• _PROBLEM DESCRIPTION_:
Please copy each line of the listing that includes the string "Ship".

• _SUPPLIED DATA_:
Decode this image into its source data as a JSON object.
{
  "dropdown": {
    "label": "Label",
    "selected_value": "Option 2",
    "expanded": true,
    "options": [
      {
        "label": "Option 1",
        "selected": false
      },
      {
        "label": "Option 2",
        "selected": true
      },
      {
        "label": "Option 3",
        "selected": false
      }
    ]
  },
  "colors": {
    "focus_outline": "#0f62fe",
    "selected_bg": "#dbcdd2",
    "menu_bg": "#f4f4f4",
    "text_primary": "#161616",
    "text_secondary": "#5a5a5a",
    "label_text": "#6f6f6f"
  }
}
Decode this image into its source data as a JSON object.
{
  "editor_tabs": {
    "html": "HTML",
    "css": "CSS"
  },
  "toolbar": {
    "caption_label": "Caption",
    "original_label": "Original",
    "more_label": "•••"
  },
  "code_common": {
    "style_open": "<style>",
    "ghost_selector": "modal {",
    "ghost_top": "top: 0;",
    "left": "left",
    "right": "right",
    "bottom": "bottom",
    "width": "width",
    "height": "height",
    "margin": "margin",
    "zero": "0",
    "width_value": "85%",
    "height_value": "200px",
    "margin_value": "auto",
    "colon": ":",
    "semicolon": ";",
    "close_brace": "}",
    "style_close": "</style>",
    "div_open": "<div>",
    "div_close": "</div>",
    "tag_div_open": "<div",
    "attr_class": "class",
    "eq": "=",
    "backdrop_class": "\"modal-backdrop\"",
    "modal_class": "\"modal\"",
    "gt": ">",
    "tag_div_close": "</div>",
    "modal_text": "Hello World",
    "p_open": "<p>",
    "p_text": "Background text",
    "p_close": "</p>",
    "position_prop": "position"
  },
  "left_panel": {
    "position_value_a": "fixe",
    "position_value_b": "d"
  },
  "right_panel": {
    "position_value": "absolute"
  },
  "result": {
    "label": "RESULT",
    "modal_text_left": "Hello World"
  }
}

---

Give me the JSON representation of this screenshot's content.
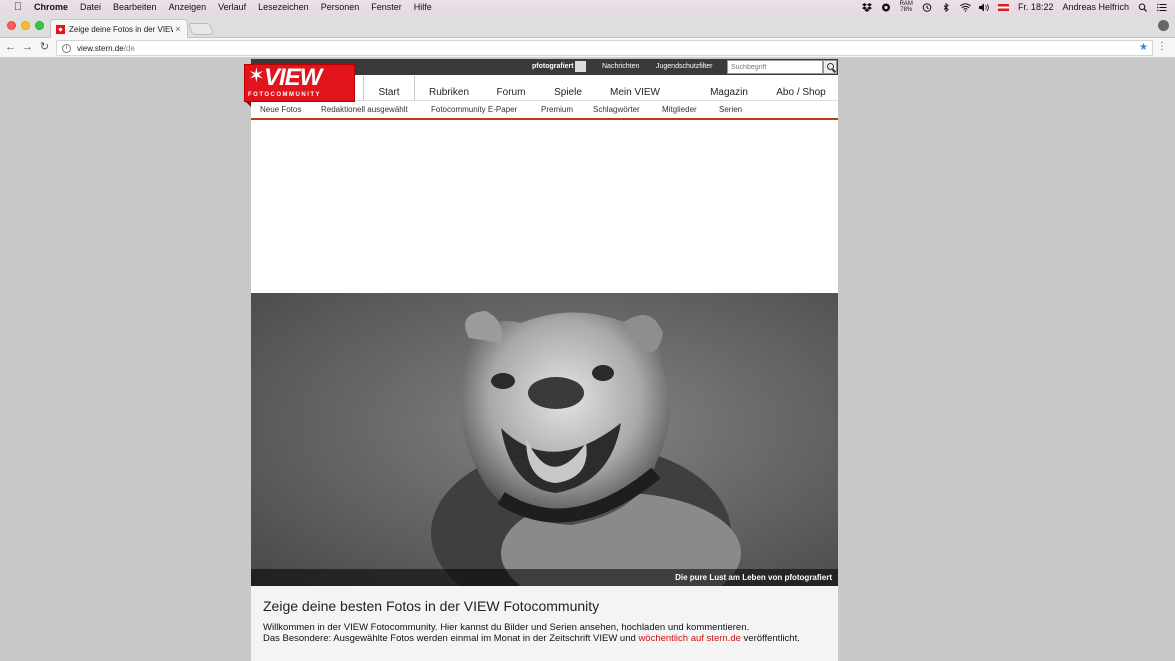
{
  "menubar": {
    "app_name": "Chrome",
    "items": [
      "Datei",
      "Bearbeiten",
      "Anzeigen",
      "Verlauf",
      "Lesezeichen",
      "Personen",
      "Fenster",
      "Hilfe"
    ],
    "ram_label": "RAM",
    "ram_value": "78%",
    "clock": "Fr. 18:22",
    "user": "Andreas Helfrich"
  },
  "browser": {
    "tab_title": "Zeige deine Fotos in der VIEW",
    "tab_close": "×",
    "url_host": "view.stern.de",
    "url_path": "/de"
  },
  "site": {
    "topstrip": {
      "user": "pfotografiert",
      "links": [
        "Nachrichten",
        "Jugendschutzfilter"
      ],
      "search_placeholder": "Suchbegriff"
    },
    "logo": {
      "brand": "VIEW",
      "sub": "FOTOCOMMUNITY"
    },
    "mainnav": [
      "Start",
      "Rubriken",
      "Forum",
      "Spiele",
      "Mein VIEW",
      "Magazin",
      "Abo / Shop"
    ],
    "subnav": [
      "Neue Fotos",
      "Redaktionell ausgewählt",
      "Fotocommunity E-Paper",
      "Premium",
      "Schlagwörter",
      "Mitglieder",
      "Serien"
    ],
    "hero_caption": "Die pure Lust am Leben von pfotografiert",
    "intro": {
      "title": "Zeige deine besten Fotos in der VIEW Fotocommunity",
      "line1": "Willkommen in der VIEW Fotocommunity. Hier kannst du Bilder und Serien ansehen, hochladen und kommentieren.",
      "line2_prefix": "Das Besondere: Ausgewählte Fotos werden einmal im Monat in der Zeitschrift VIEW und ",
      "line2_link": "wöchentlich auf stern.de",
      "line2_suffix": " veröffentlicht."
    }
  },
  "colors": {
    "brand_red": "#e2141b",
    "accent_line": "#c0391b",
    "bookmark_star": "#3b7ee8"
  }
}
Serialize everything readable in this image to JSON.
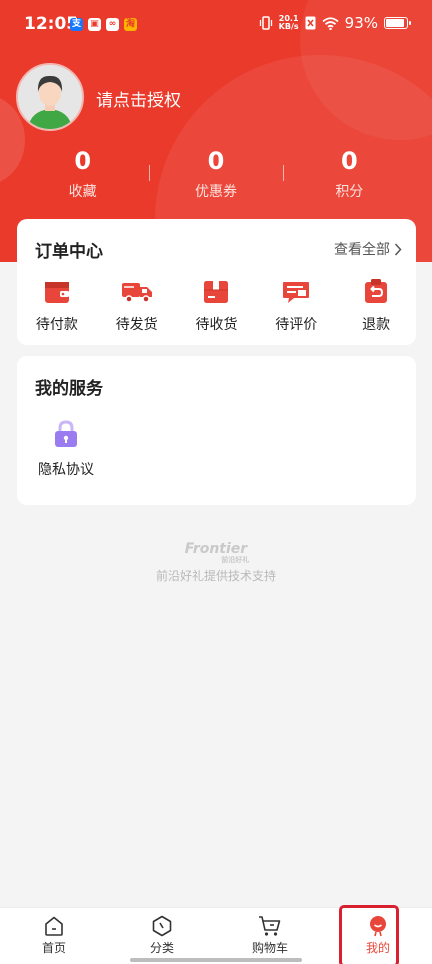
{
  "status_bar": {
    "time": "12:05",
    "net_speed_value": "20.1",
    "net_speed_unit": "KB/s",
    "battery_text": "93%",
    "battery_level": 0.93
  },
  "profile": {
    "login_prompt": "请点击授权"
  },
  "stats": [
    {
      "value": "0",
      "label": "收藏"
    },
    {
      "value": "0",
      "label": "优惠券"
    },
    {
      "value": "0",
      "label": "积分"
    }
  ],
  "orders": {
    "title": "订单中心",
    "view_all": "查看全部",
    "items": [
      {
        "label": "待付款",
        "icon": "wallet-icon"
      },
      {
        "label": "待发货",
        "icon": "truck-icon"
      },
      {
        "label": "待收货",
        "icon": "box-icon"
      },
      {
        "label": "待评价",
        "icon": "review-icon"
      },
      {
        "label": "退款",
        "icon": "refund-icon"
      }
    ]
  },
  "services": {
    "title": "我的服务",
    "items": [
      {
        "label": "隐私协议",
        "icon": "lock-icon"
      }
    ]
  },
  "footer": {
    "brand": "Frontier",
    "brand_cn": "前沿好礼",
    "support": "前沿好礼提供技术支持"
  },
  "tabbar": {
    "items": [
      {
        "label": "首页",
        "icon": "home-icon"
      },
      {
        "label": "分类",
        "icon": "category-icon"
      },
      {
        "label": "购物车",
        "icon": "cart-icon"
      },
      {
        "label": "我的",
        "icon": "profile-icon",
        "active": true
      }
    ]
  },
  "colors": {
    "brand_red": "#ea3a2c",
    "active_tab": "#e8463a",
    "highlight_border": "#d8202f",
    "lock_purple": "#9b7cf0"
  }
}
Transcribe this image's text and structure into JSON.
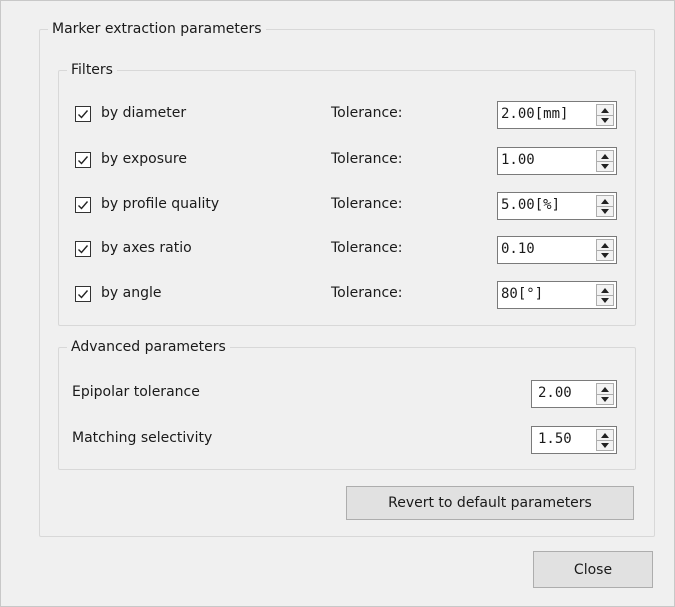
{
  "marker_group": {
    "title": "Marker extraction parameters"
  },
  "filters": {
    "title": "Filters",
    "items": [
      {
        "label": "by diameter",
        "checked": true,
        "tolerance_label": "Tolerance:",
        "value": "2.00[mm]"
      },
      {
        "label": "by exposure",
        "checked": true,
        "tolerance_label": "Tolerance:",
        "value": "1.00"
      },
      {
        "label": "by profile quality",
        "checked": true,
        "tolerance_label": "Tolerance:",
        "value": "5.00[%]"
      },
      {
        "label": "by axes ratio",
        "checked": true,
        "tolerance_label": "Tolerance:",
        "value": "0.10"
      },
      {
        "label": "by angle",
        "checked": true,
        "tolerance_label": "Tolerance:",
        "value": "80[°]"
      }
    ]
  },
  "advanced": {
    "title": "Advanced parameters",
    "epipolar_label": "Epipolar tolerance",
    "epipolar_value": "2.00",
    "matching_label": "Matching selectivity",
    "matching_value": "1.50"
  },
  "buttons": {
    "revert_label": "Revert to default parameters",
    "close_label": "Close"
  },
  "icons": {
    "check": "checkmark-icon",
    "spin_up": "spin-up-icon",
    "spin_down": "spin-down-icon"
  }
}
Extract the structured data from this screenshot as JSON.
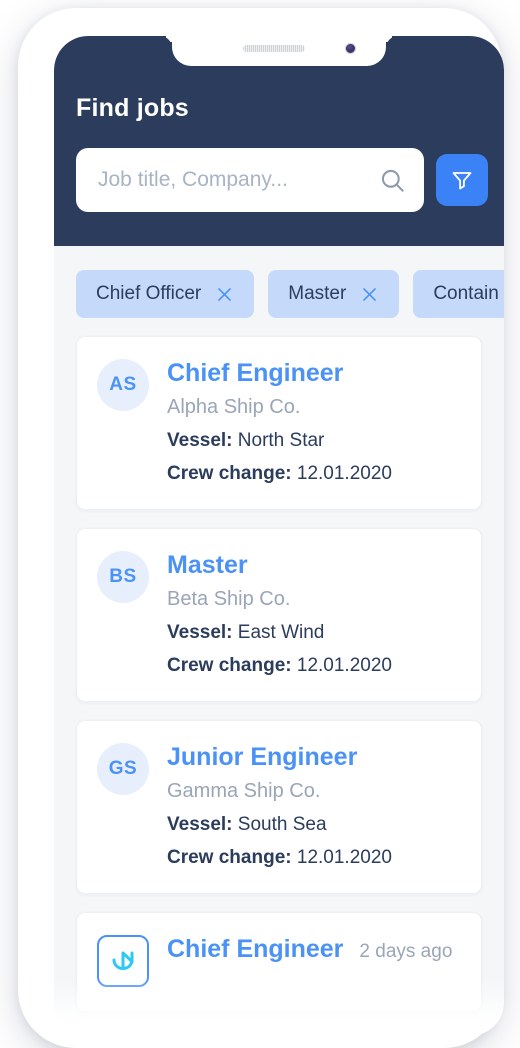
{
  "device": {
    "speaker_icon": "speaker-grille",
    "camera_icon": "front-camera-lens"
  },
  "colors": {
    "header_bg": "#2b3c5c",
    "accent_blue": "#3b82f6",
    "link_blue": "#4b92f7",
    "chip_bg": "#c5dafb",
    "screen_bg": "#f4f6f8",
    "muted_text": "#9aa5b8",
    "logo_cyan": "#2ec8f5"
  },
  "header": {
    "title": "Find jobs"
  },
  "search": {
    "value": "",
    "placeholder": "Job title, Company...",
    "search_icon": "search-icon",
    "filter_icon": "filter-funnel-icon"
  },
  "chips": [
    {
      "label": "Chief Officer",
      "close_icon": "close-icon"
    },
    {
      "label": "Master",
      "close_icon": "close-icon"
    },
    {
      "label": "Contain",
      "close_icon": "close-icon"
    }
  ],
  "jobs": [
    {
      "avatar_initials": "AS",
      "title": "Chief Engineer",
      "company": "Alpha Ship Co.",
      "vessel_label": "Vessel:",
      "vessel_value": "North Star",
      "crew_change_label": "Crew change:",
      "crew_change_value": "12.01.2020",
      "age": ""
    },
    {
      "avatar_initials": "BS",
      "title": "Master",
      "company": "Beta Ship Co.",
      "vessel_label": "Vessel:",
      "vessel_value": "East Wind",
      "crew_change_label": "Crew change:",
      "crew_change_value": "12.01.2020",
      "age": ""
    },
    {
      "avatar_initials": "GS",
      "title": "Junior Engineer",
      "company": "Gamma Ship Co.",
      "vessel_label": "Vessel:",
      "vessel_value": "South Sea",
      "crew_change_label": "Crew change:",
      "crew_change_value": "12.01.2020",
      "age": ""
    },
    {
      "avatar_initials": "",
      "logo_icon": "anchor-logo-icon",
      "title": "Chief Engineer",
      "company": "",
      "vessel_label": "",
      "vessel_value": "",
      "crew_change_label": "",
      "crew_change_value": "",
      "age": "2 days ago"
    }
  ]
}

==

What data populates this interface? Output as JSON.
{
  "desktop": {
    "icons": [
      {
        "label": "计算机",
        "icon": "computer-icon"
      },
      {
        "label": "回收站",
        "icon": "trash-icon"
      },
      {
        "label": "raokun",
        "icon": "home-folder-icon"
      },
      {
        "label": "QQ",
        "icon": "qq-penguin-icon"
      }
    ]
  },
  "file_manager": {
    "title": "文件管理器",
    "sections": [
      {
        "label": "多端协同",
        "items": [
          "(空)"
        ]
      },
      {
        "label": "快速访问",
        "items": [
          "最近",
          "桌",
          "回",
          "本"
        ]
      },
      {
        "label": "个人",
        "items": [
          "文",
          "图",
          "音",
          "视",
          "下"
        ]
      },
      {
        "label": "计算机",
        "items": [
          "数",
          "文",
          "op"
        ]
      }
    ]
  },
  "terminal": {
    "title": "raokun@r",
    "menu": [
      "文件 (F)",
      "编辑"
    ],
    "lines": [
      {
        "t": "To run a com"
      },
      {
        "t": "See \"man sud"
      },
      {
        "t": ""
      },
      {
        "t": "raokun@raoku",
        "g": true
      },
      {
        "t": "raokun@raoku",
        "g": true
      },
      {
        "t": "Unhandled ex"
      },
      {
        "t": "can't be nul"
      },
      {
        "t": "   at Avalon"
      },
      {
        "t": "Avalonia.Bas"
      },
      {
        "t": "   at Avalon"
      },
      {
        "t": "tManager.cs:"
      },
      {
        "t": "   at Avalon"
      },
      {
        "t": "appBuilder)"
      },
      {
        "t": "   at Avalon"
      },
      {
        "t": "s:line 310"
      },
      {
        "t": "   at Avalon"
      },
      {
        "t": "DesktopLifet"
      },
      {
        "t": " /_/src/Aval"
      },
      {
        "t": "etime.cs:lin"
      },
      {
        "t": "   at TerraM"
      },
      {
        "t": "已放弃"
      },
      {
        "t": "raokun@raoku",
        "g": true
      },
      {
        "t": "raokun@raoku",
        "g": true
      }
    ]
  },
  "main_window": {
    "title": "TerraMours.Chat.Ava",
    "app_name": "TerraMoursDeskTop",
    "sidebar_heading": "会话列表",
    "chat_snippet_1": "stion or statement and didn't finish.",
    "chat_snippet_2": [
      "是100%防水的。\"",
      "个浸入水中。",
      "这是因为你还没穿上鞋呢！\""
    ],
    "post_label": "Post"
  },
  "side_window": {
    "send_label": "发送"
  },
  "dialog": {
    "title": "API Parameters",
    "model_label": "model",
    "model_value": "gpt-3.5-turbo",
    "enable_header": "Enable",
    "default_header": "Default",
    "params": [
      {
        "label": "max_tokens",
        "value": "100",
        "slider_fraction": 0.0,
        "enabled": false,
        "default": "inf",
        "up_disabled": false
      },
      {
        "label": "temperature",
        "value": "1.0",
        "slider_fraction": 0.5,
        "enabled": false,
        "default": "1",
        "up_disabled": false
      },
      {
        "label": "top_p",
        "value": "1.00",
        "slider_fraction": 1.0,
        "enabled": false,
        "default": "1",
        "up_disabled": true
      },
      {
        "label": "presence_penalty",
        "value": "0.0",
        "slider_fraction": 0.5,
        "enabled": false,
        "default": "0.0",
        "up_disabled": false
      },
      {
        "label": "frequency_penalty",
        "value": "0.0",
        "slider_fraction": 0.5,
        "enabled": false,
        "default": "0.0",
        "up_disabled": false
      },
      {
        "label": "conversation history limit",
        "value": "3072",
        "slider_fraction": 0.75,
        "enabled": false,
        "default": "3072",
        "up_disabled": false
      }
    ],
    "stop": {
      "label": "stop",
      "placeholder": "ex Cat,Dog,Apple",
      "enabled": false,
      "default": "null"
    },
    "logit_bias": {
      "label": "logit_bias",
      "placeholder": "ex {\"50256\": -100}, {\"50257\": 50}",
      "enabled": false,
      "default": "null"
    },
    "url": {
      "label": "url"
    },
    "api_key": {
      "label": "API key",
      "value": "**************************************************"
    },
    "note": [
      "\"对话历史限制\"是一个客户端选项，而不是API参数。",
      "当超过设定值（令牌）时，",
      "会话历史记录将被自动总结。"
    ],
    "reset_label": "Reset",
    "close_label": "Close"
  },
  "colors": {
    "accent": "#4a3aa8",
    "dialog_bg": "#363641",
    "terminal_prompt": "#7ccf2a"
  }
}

• _SOLVED EXERCISE_:
      "company": "Alpha Ship Co.",
      "company": "Beta Ship Co.",
      "company": "Gamma Ship Co.",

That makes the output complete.